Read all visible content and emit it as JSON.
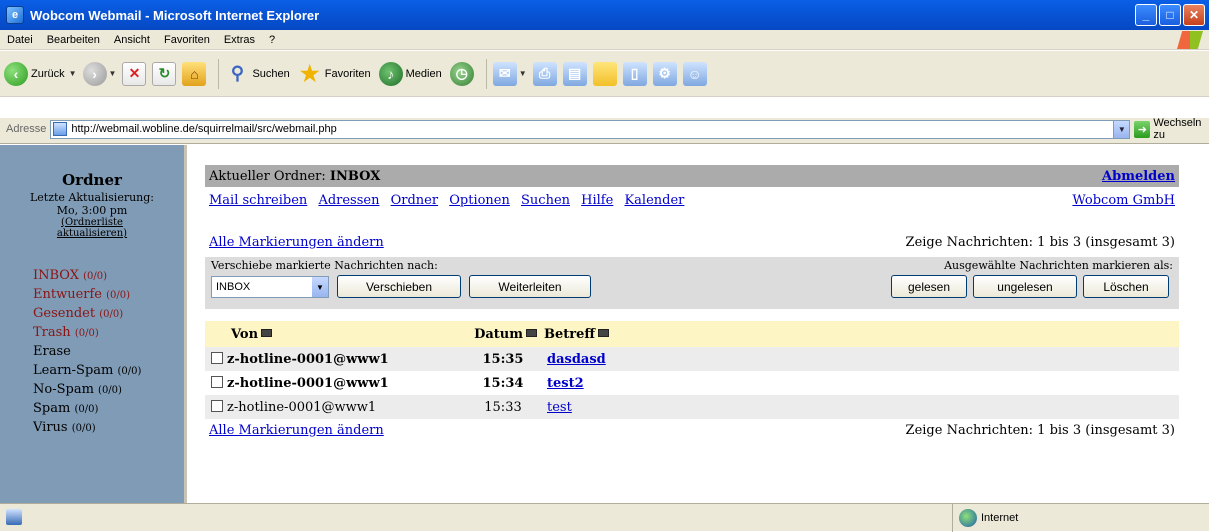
{
  "window": {
    "title": "Wobcom Webmail - Microsoft Internet Explorer"
  },
  "menu": [
    "Datei",
    "Bearbeiten",
    "Ansicht",
    "Favoriten",
    "Extras",
    "?"
  ],
  "toolbar": {
    "back": "Zurück",
    "search": "Suchen",
    "favorites": "Favoriten",
    "media": "Medien"
  },
  "address": {
    "label": "Adresse",
    "url": "http://webmail.wobline.de/squirrelmail/src/webmail.php",
    "go": "Wechseln zu"
  },
  "sidebar": {
    "title": "Ordner",
    "last_update_label": "Letzte Aktualisierung:",
    "last_update_time": "Mo, 3:00 pm",
    "refresh_link_1": "(Ordnerliste",
    "refresh_link_2": "aktualisieren)",
    "folders": [
      {
        "name": "INBOX",
        "count": "(0/0)"
      },
      {
        "name": "Entwuerfe",
        "count": "(0/0)"
      },
      {
        "name": "Gesendet",
        "count": "(0/0)"
      },
      {
        "name": "Trash",
        "count": "(0/0)"
      },
      {
        "name": "Erase",
        "count": ""
      },
      {
        "name": "Learn-Spam",
        "count": "(0/0)"
      },
      {
        "name": "No-Spam",
        "count": "(0/0)"
      },
      {
        "name": "Spam",
        "count": "(0/0)"
      },
      {
        "name": "Virus",
        "count": "(0/0)"
      }
    ]
  },
  "header": {
    "current_folder_label": "Aktueller Ordner:",
    "current_folder": "INBOX",
    "logout": "Abmelden",
    "company": "Wobcom GmbH",
    "nav": [
      "Mail schreiben",
      "Adressen",
      "Ordner",
      "Optionen",
      "Suchen",
      "Hilfe",
      "Kalender"
    ]
  },
  "list": {
    "toggle_all": "Alle Markierungen ändern",
    "showing": "Zeige Nachrichten: 1 bis 3 (insgesamt 3)",
    "move_label": "Verschiebe markierte Nachrichten nach:",
    "mark_label": "Ausgewählte Nachrichten markieren als:",
    "move_target": "INBOX",
    "move_button": "Verschieben",
    "forward_button": "Weiterleiten",
    "read_button": "gelesen",
    "unread_button": "ungelesen",
    "delete_button": "Löschen",
    "columns": {
      "from": "Von",
      "date": "Datum",
      "subject": "Betreff"
    },
    "messages": [
      {
        "from": "z-hotline-0001@www1",
        "date": "15:35",
        "subject": "dasdasd",
        "unread": true
      },
      {
        "from": "z-hotline-0001@www1",
        "date": "15:34",
        "subject": "test2",
        "unread": true
      },
      {
        "from": "z-hotline-0001@www1",
        "date": "15:33",
        "subject": "test",
        "unread": false
      }
    ]
  },
  "status": {
    "zone": "Internet"
  }
}
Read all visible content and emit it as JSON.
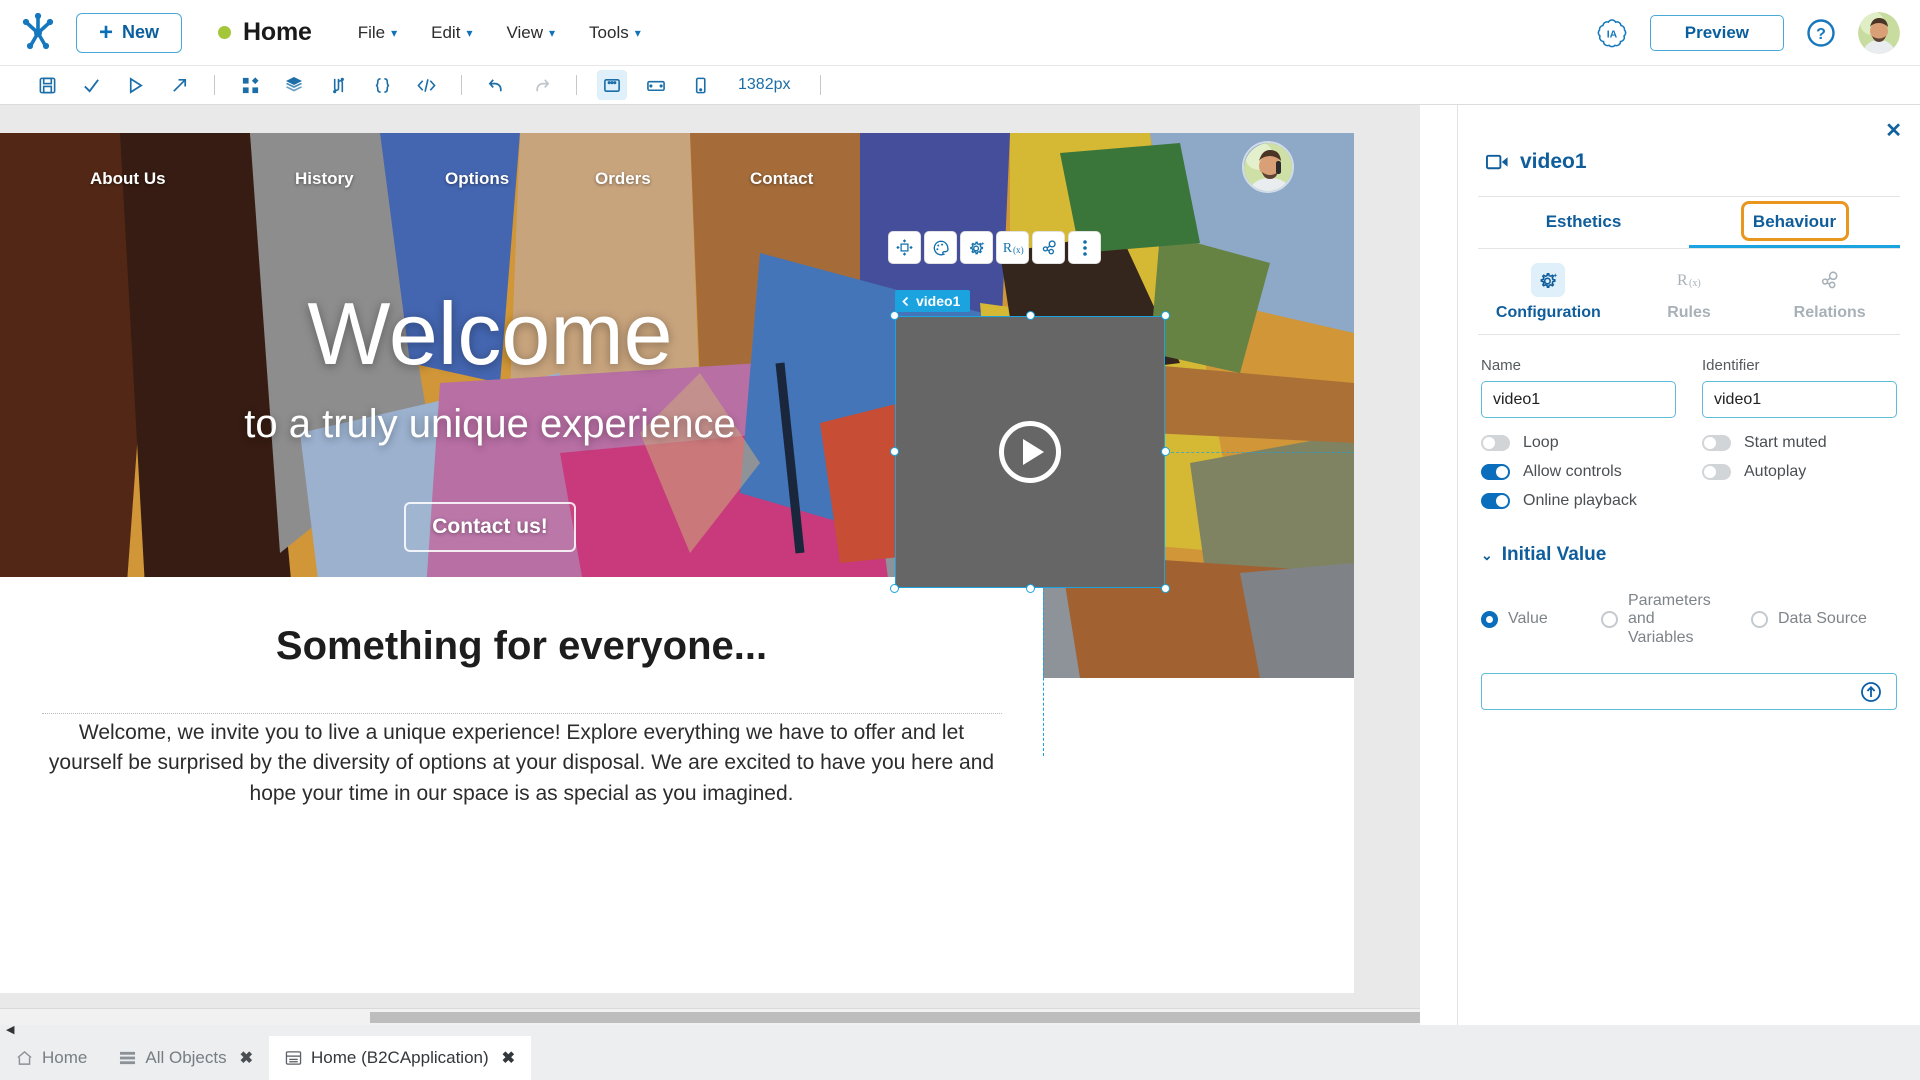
{
  "topbar": {
    "logo_icon": "genexus-logo-icon",
    "new_label": "New",
    "page_title": "Home",
    "menus": [
      {
        "label": "File"
      },
      {
        "label": "Edit"
      },
      {
        "label": "View"
      },
      {
        "label": "Tools"
      }
    ],
    "ia_label": "IA",
    "preview_label": "Preview",
    "help_icon": "question-circle-icon",
    "avatar_icon": "user-avatar"
  },
  "toolbar": {
    "icons": [
      {
        "name": "save-icon"
      },
      {
        "name": "check-icon"
      },
      {
        "name": "run-icon"
      },
      {
        "name": "deploy-icon"
      },
      {
        "name": "components-icon"
      },
      {
        "name": "layers-icon"
      },
      {
        "name": "variables-icon"
      },
      {
        "name": "braces-icon"
      },
      {
        "name": "code-icon"
      },
      {
        "name": "undo-icon"
      },
      {
        "name": "redo-icon"
      },
      {
        "name": "desktop-view-icon"
      },
      {
        "name": "tablet-view-icon"
      },
      {
        "name": "phone-view-icon"
      }
    ],
    "width_label": "1382px"
  },
  "canvas": {
    "hero": {
      "nav": [
        {
          "label": "About Us"
        },
        {
          "label": "History"
        },
        {
          "label": "Options"
        },
        {
          "label": "Orders"
        },
        {
          "label": "Contact"
        }
      ],
      "heading": "Welcome",
      "subheading": "to a truly unique experience",
      "cta_label": "Contact us!"
    },
    "section": {
      "heading": "Something for everyone...",
      "paragraph": "Welcome, we invite you to live a unique experience! Explore everything we have to offer and let yourself be surprised by the diversity of options at your disposal. We are excited to have you here and hope your time in our space is as special as you imagined."
    },
    "selection": {
      "badge_label": "video1",
      "float_toolbar": [
        {
          "name": "move-resize-icon"
        },
        {
          "name": "palette-icon"
        },
        {
          "name": "configuration-icon"
        },
        {
          "name": "rules-icon"
        },
        {
          "name": "relations-icon"
        },
        {
          "name": "more-options-icon"
        }
      ]
    }
  },
  "right_panel": {
    "close_icon": "close-icon",
    "header_icon": "video-icon",
    "header_title": "video1",
    "tabs": [
      {
        "label": "Esthetics",
        "selected": false
      },
      {
        "label": "Behaviour",
        "selected": true,
        "highlighted": true
      }
    ],
    "subtabs": [
      {
        "label": "Configuration",
        "icon": "configuration-icon",
        "selected": true
      },
      {
        "label": "Rules",
        "icon": "rules-icon",
        "selected": false
      },
      {
        "label": "Relations",
        "icon": "relations-icon",
        "selected": false
      }
    ],
    "fields": {
      "name_label": "Name",
      "name_value": "video1",
      "name_placeholder": "",
      "identifier_label": "Identifier",
      "identifier_value": "video1",
      "identifier_placeholder": ""
    },
    "toggles_left": [
      {
        "label": "Loop",
        "on": false
      },
      {
        "label": "Allow controls",
        "on": true
      },
      {
        "label": "Online playback",
        "on": true
      }
    ],
    "toggles_right": [
      {
        "label": "Start muted",
        "on": false
      },
      {
        "label": "Autoplay",
        "on": false
      }
    ],
    "initial_value": {
      "section_label": "Initial Value",
      "options": [
        {
          "label": "Value",
          "selected": true
        },
        {
          "label": "Parameters and Variables",
          "selected": false
        },
        {
          "label": "Data Source",
          "selected": false
        }
      ],
      "input_value": "",
      "input_placeholder": "",
      "upload_icon": "upload-circle-icon"
    }
  },
  "bottom_tabs": [
    {
      "label": "Home",
      "icon": "home-icon",
      "closable": false,
      "active": false
    },
    {
      "label": "All Objects",
      "icon": "list-icon",
      "closable": true,
      "active": false
    },
    {
      "label": "Home (B2CApplication)",
      "icon": "panel-icon",
      "closable": true,
      "active": true
    }
  ],
  "colors": {
    "brand_blue": "#0f5d9b",
    "accent_cyan": "#1ba3e0",
    "highlight_orange": "#e8961e",
    "toggle_on": "#0a6ebd",
    "status_dot_green": "#a4c639"
  }
}
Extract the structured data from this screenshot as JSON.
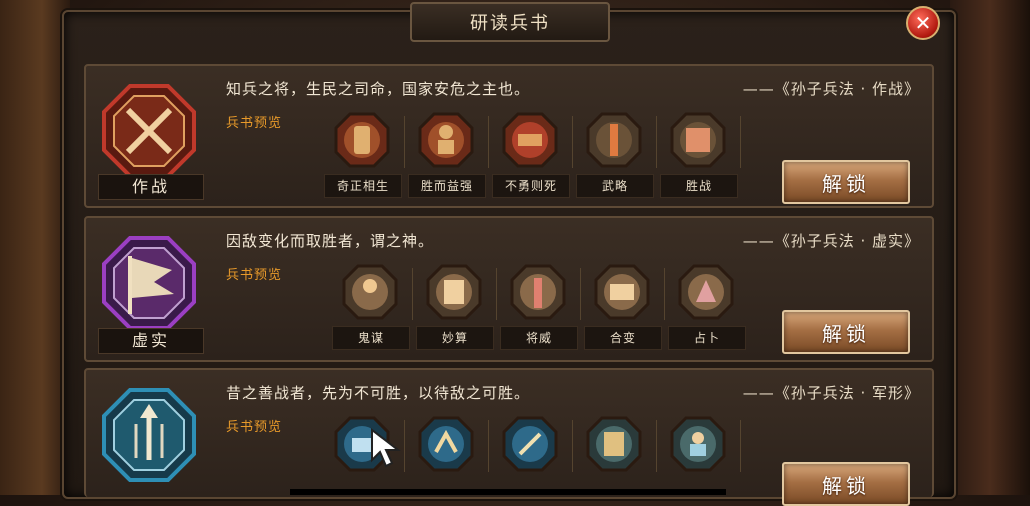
{
  "window": {
    "title": "研读兵书",
    "close_icon": "close-icon"
  },
  "preview_label": "兵书预览",
  "unlock_label": "解锁",
  "panels": [
    {
      "name": "作战",
      "quote": "知兵之将，生民之司命，国家安危之主也。",
      "source": "——《孙子兵法 · 作战》",
      "accent": "#c0392b",
      "badge_icon": "crossed-swords-icon",
      "skills": [
        "奇正相生",
        "胜而益强",
        "不勇则死",
        "武略",
        "胜战",
        ""
      ]
    },
    {
      "name": "虚实",
      "quote": "因敌变化而取胜者，谓之神。",
      "source": "——《孙子兵法 · 虚实》",
      "accent": "#9b3fc2",
      "badge_icon": "banner-flag-icon",
      "skills": [
        "鬼谋",
        "妙算",
        "将威",
        "合变",
        "占卜"
      ]
    },
    {
      "name": "",
      "quote": "昔之善战者，先为不可胜，以待敌之可胜。",
      "source": "——《孙子兵法 · 军形》",
      "accent": "#2e8fb5",
      "badge_icon": "arrow-shield-icon",
      "skills": [
        "",
        "",
        "",
        "",
        "",
        ""
      ]
    }
  ]
}
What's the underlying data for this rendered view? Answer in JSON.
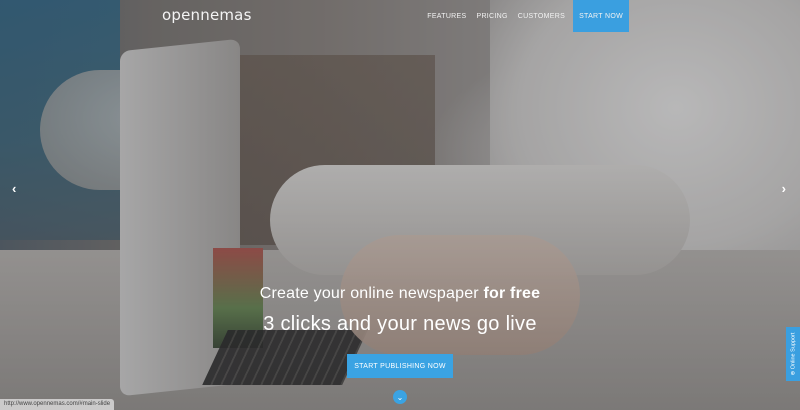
{
  "header": {
    "logo_text": "opennemas",
    "nav": [
      {
        "label": "FEATURES"
      },
      {
        "label": "PRICING"
      },
      {
        "label": "CUSTOMERS"
      }
    ],
    "cta_label": "START NOW"
  },
  "hero": {
    "line1_regular": "Create your online newspaper ",
    "line1_bold": "for free",
    "line2": "3 clicks and your news go live",
    "button_label": "START PUBLISHING NOW",
    "prev_arrow": "‹",
    "next_arrow": "›",
    "scroll_icon": "⌄"
  },
  "status_bar": {
    "url": "http://www.opennemas.com/#main-slide"
  },
  "support": {
    "label": "⊕ Online Support"
  },
  "colors": {
    "accent": "#3aa3e3",
    "text": "#ffffff"
  },
  "icons": [
    "chevron-left-icon",
    "chevron-right-icon",
    "chevron-down-icon"
  ]
}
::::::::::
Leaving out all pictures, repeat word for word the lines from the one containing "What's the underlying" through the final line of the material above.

What's the underlying data for this rendered view? Answer in JSON.
{
  "header": {
    "logo_text": "opennemas",
    "nav": [
      {
        "label": "FEATURES"
      },
      {
        "label": "PRICING"
      },
      {
        "label": "CUSTOMERS"
      }
    ],
    "cta_label": "START NOW"
  },
  "hero": {
    "line1_regular": "Create your online newspaper ",
    "line1_bold": "for free",
    "line2": "3 clicks and your news go live",
    "button_label": "START PUBLISHING NOW",
    "prev_arrow": "‹",
    "next_arrow": "›",
    "scroll_icon": "⌄"
  },
  "status_bar": {
    "url": "http://www.opennemas.com/#main-slide"
  },
  "support": {
    "label": "⊕ Online Support"
  },
  "colors": {
    "accent": "#3aa3e3",
    "text": "#ffffff"
  },
  "icons": [
    "chevron-left-icon",
    "chevron-right-icon",
    "chevron-down-icon"
  ]
}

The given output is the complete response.